Dietary fibers

Dietary fibers

Dietary fibers are compounds that originate mainly from carbohydrates. They belong to the so-called non-starch polysaccharides. According to some literature, these compounds are also classified as nondigestible proteins.

The best definition is that dietary fibers compose a diverse group of organic molecules, usually of plant origin, that are not subject to hydrolysis in the human digestive tract.

The most important and best-known compounds in this food group are as follows:

  • Cellulose
  • Hemicellulose
  • Pectins
  • Plant resins
  • Beta glucans
  • Gums
  • Lignin

Cellulose is the main component of the cell membranes of many plants; it is a huge molecule that is indigestible by the human body. It belongs to the group of insoluble dietary fibers and has no large capacity to bind water. Cellulose is the main ingredient in wheat, bread and wheat bran. The main sources of cellulose are integral and black flour, bran, cabbage, beans, cucumber skins and peppers.

Hemicellulose consists of a group of molecules and differs from cellulose in that it is partially digested by the human body. The main sources of hemicellulose are cooked sauerkraut, peas, soybeans and cereal grains.

Pectins are mainly contained in fruit (particularly unripe fruit). They are a soluble dietary fiber. Major sources of pectin are apples, strawberries, blackberries, raspberries, carrots and potatoes.

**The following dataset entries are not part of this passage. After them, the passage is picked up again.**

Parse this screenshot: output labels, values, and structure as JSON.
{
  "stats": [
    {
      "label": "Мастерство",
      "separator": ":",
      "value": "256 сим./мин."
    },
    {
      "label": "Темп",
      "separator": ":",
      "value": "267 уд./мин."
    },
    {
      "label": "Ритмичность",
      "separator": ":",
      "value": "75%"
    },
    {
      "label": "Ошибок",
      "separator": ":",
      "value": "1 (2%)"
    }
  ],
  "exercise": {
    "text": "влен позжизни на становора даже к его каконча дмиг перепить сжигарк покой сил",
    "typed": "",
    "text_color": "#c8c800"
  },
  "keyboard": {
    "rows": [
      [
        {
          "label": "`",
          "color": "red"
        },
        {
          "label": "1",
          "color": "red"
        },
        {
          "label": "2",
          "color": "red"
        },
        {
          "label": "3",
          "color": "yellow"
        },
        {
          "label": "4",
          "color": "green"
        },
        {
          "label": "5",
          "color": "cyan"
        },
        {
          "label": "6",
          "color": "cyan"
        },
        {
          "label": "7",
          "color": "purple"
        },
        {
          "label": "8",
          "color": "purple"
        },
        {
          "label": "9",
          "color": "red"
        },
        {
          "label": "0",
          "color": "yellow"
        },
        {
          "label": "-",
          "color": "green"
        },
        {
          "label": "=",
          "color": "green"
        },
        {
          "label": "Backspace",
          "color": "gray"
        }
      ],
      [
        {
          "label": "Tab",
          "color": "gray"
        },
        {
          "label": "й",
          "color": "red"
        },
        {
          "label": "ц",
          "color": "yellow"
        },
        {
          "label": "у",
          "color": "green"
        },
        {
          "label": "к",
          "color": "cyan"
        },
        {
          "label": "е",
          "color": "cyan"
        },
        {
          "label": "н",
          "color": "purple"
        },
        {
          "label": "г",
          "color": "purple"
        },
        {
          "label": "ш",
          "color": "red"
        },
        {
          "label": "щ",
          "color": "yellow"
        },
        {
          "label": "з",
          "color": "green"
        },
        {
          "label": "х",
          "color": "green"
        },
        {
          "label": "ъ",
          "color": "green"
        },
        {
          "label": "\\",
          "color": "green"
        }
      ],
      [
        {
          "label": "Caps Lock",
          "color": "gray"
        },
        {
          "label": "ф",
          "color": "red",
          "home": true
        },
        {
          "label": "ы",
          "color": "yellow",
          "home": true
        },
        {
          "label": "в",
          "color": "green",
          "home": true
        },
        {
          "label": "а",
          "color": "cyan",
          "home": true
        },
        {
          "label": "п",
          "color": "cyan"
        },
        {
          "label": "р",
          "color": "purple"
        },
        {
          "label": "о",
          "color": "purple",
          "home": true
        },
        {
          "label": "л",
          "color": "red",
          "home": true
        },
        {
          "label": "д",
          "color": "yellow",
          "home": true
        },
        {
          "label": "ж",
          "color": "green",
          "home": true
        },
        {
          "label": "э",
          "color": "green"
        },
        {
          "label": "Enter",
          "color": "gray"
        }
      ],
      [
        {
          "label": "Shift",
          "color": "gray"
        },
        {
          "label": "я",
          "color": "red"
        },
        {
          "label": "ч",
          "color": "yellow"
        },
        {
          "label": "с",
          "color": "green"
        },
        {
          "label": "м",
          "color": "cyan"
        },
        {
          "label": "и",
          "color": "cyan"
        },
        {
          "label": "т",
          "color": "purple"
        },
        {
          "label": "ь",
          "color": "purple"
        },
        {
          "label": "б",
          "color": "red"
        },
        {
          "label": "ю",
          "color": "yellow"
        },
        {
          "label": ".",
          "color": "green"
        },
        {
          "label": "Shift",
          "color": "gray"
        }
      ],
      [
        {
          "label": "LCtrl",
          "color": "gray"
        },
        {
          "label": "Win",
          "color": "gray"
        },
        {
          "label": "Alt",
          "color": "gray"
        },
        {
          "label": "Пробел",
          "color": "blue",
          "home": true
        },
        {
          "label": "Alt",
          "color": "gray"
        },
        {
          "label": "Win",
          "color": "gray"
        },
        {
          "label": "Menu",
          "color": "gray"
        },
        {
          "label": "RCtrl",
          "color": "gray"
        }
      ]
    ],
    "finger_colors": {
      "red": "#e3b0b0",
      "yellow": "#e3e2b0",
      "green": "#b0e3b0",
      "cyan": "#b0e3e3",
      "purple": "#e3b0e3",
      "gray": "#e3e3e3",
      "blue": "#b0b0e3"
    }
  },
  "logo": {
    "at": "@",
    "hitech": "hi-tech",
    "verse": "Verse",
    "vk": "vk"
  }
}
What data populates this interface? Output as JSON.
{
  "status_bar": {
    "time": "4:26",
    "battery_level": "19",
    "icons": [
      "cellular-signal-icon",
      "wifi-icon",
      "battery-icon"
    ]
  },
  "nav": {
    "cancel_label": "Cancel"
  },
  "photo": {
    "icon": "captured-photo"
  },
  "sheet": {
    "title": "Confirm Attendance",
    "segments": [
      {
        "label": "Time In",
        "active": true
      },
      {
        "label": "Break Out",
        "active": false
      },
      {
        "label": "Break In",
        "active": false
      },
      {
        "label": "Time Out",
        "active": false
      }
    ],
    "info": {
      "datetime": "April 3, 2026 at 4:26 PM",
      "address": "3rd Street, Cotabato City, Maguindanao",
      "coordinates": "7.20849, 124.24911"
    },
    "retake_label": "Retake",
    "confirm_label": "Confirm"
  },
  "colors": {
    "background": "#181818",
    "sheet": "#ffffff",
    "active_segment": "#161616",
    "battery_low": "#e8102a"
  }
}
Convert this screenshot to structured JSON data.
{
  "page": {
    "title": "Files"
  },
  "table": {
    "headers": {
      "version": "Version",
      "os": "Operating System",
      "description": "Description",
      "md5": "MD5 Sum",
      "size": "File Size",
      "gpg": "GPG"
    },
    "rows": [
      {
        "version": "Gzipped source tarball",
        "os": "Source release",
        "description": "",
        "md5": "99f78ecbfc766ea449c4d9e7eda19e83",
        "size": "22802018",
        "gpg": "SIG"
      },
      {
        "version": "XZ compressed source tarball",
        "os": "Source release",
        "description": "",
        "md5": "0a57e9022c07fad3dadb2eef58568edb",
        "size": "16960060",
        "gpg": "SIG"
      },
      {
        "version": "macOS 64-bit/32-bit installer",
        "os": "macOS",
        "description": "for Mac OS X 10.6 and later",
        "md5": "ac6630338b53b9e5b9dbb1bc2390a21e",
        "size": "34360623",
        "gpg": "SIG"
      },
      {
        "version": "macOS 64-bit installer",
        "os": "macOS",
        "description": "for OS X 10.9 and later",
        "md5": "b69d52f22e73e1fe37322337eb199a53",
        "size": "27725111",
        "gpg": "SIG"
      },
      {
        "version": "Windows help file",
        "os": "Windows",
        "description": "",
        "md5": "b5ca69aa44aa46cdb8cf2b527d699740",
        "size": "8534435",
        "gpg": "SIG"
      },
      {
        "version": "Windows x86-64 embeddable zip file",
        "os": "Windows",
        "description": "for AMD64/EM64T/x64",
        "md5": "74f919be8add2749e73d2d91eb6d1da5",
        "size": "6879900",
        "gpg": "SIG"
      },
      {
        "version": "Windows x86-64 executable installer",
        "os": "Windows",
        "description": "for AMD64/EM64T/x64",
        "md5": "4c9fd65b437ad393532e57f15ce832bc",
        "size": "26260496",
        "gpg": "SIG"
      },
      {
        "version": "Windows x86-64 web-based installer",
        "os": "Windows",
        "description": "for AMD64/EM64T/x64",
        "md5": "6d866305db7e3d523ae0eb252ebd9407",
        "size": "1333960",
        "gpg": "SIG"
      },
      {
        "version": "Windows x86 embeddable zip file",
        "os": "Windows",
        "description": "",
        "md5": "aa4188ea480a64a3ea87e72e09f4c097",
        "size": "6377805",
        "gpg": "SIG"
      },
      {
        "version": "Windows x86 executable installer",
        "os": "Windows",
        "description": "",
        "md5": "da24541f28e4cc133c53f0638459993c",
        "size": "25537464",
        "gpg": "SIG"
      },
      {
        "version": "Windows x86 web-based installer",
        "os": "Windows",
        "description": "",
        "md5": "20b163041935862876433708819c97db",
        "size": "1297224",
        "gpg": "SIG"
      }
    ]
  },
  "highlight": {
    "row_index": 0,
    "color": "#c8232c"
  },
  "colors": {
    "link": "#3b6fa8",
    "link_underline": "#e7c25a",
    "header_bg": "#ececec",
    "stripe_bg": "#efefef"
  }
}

Lignin is often involved in the construction of the plant cell wall, but it is not present in food in large quantities. The main sources of lignin are strawberries, pears, green beans, eggplant and cereals. Ripe vegetables and fruits have more lignin than do unripe vegetables and fruits.

You should eat dietary fibers every day. The recommendation is to eat at least 30 grams of fibers in the form of fruit (about two servings of fruit a day). They are very important because they regulate digestion and may help people who want to lose weight.

To help you select and plan an appropriate intake of dietary fiber, we have created a table showing how rich in these compounds certain foods are.

Table 1

Food Quantity of dietary fiber (grams) in 1 cup
Strawberry 4.4
Blackberry 11
Banana 10.2
Raspberry 9.2
Beans 40
Wheat bran 25.50
Potato 4.7
Cabbage 3.4
Soybeans 10

Note: These values apply only to raw foods. The thermal or mechanical processing of food (e.g., peeling fruits) can reduce the amount of dietary fiber in that food.

How can dietary fiber help you lose weight?

These compounds have a high capacity for water absorption (water binding) whereby they increase their own capacity and swell. In this way they increase the volume of stool and accelerate intestinal motility, which leads to better digestion.

In addition, the increase in volume and swelling means prolonged retention of food in the stomach, which increases feelings of fullness, thereby allowing you to easily handle an energy-reduced diet. They do not contain many calories, so they are very often (and justifiably) part of the menu for many diets.

They also reduce the utilization of fat, as they absorb (bind) and remove it from the body, preventing its use as an energy source. It is therefore a good idea to eat fruits before eating a meal, because you will eat dietary fiber that will bind the fat that entered your stomach during the meal and throw it out of the body, thus reducing your caloric intake. These compounds do not affect the utilization of vitamins and minerals - only fat. This fact is very important for those who want to lose weight, because by eating an adequate amount of fruit before meals, you can achieve a phenomenal effect. The prerequisite for realizing this effect is a sufficient intake of liquids. It is best to take one serving of fruit and two glasses of water before meals.

Insoluble dietary fibers have a much lower capacity for binding water than do soluble dietary fibers. Therefore, they swell less and do not create a feeling of fullness as soluble dietary fibers do.

Because of this, nutritional guides recommend taking in more soluble dietary fiber (contained mostly in fruits and vegetables) and less insoluble dietary fiber (contained mostly in wheat and wheat products).